A leak from vaporizer or its mount should be suspected if
• vaporizer requires filling frequently,
• detectable odour,
• decreased fresh gas flow once vaporizer turned on 10 as what happened in our case. It was probably a large leak resulting in no fresh gas flow at the outlet, leading to a quick attention towards the mishappenning.
• changed vaporizer during a case.
• didn’t check that vaporizer is not locked on to the manifold before switching it ON.
• didn’t do a preuse check after changing the vaporizer, as recommended in the anaesthesia machine preuse checklist.15
A low pressure circuit leak test should be performed daily; and each time the vaporizer is changed. 10, 15 If a check valve is present upstream a negative leak pressure test is

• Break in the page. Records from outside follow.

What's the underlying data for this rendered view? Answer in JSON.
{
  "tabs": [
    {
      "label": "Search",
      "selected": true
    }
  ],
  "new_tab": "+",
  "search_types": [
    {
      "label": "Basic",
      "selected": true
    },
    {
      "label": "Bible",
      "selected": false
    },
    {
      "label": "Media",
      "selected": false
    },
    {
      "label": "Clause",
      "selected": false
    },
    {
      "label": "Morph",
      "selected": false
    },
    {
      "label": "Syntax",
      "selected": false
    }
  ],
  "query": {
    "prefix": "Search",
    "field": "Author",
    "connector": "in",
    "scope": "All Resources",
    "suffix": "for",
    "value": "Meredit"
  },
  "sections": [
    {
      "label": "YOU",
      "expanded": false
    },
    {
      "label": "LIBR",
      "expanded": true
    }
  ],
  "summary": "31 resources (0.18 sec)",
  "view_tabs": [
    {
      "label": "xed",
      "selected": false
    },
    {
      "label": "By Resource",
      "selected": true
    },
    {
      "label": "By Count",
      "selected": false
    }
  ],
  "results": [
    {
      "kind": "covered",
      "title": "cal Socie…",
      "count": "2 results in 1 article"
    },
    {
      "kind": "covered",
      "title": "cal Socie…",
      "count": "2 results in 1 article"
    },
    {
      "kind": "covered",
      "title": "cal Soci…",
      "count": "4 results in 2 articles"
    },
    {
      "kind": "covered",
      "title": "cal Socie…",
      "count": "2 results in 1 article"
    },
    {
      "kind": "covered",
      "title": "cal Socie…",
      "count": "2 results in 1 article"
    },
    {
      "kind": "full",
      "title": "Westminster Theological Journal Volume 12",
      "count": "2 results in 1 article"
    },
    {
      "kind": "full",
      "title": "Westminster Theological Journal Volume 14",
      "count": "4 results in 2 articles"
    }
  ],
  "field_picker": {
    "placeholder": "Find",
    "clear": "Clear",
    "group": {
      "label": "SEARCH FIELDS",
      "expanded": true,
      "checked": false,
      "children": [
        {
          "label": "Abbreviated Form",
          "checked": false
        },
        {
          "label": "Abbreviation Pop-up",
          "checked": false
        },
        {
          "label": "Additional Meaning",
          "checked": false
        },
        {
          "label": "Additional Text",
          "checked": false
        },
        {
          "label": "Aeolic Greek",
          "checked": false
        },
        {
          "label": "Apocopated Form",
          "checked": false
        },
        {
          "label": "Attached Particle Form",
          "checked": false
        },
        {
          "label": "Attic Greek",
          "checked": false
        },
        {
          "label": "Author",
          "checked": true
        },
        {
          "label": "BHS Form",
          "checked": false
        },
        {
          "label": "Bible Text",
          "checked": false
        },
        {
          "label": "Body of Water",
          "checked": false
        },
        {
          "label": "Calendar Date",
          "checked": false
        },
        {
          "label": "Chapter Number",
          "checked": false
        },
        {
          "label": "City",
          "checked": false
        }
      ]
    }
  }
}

advised which is performed by attaching a suction bulb at the outlet. Also for the self test to determine if an internal vaporizer leak is present; the leak test is repeated with each vaporizer sequentially while it’s concentration control dial is in on position.15 This case highlights that human error and misuse of equipment is one of the causes of preventable anaesthetic misadventure. According to Cooper et al. human error was involved in 82% while, equipment failure in 14% of preventable incidents.16 Factors frequently associated are inadequate communication among personnel, haste or lack of precaution; and distraction,17 laziness, pride and boredom too 18 are responsible. Contributing factors to most of these errors are last minute changes because of change in schedule, breathing system, ventilator, or type of anaesthesia leading to a man- machine interaction failure.1
Had we been communicated by the technician that the isoflurane vaporizer was not locked on the manifold; the event could have been averted. Since we could turn on the concentration control dial; a false impression of the correct seating of the vaporizer was created. Ancillary personnel make an important contribution to the anesthesiologist liability. Misuse of equipment by technicians, engineers, nurses contribute to patient injury.19
Certain steps elaborated by McIntyre to prevent any misadventure-
• proper pre- anesthetic check of the equipment,
• an understanding of the principles of the equipment functions,
• how it is assembled correctly through an effective collaboration with technicians, nurses and manufacturers;
• routine servicing and calibration of the equipment. 20
Standard operating protocols should be developed and adhered to that provide individuals with information to perform a job properly; minimize miscommunication; and facilitate consistency in quality and integrity of product or end result.
Equipment sometimes fails to function properly and people err inspite of all the precautions. We were alerted of strictly following manufacturer’s instructions and preuse checklist protocols as to know our equipment in entirety. Nevertheless, such incidents also provide with the insight into the lapses and lacunae in the level of training, organization and delivery of task by the staff.